-------- DATA RECORDS

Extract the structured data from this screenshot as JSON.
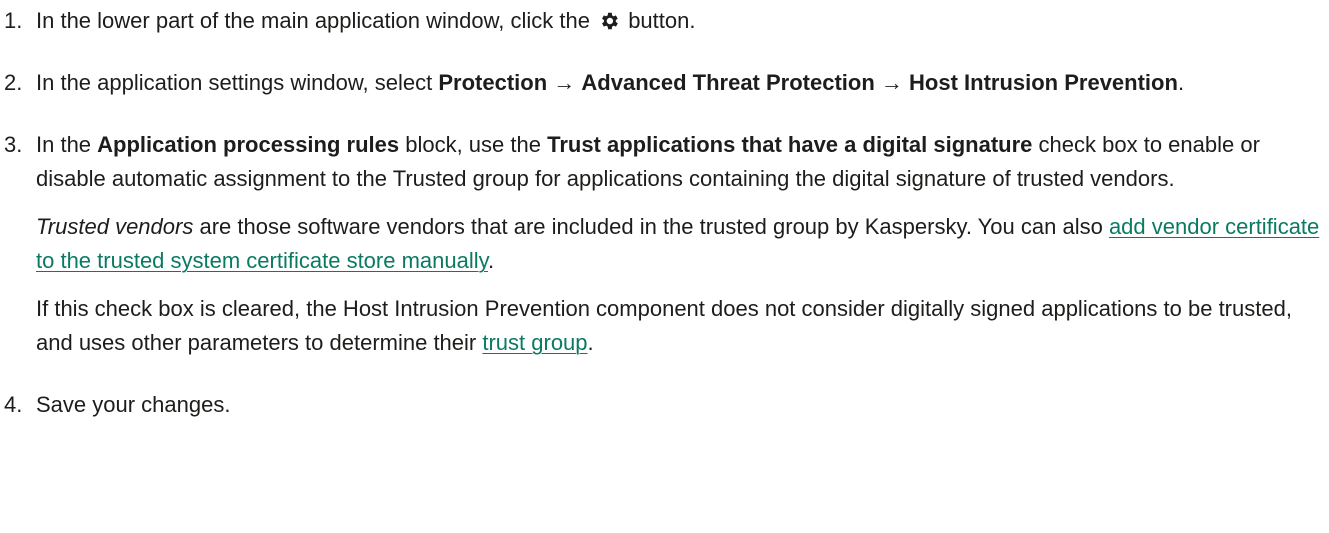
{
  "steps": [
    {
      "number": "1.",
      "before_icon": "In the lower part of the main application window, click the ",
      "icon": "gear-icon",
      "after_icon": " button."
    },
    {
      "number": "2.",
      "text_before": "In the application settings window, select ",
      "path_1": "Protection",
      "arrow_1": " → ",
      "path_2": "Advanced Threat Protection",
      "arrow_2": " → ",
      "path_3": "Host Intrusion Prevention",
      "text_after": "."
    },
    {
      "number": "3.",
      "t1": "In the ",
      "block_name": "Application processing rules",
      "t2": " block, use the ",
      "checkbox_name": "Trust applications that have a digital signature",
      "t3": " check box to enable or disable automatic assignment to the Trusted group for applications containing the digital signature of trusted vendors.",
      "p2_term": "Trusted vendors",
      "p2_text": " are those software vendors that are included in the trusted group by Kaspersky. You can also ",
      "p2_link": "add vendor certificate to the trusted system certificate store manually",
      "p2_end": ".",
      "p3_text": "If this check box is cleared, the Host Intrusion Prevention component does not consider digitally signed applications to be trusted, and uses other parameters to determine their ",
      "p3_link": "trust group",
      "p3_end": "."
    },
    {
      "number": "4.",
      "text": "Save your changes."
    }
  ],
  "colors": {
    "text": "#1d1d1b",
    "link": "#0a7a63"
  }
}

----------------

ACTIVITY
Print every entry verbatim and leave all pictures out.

SOLVED EXERCISE
Extract the structured data from this screenshot as JSON.
{
  "steps": [
    {
      "number": "1.",
      "before_icon": "In the lower part of the main application window, click the ",
      "icon": "gear-icon",
      "after_icon": " button."
    },
    {
      "number": "2.",
      "text_before": "In the application settings window, select ",
      "path_1": "Protection",
      "arrow_1": " → ",
      "path_2": "Advanced Threat Protection",
      "arrow_2": " → ",
      "path_3": "Host Intrusion Prevention",
      "text_after": "."
    },
    {
      "number": "3.",
      "t1": "In the ",
      "block_name": "Application processing rules",
      "t2": " block, use the ",
      "checkbox_name": "Trust applications that have a digital signature",
      "t3": " check box to enable or disable automatic assignment to the Trusted group for applications containing the digital signature of trusted vendors.",
      "p2_term": "Trusted vendors",
      "p2_text": " are those software vendors that are included in the trusted group by Kaspersky. You can also ",
      "p2_link": "add vendor certificate to the trusted system certificate store manually",
      "p2_end": ".",
      "p3_text": "If this check box is cleared, the Host Intrusion Prevention component does not consider digitally signed applications to be trusted, and uses other parameters to determine their ",
      "p3_link": "trust group",
      "p3_end": "."
    },
    {
      "number": "4.",
      "text": "Save your changes."
    }
  ],
  "colors": {
    "text": "#1d1d1b",
    "link": "#0a7a63"
  }
}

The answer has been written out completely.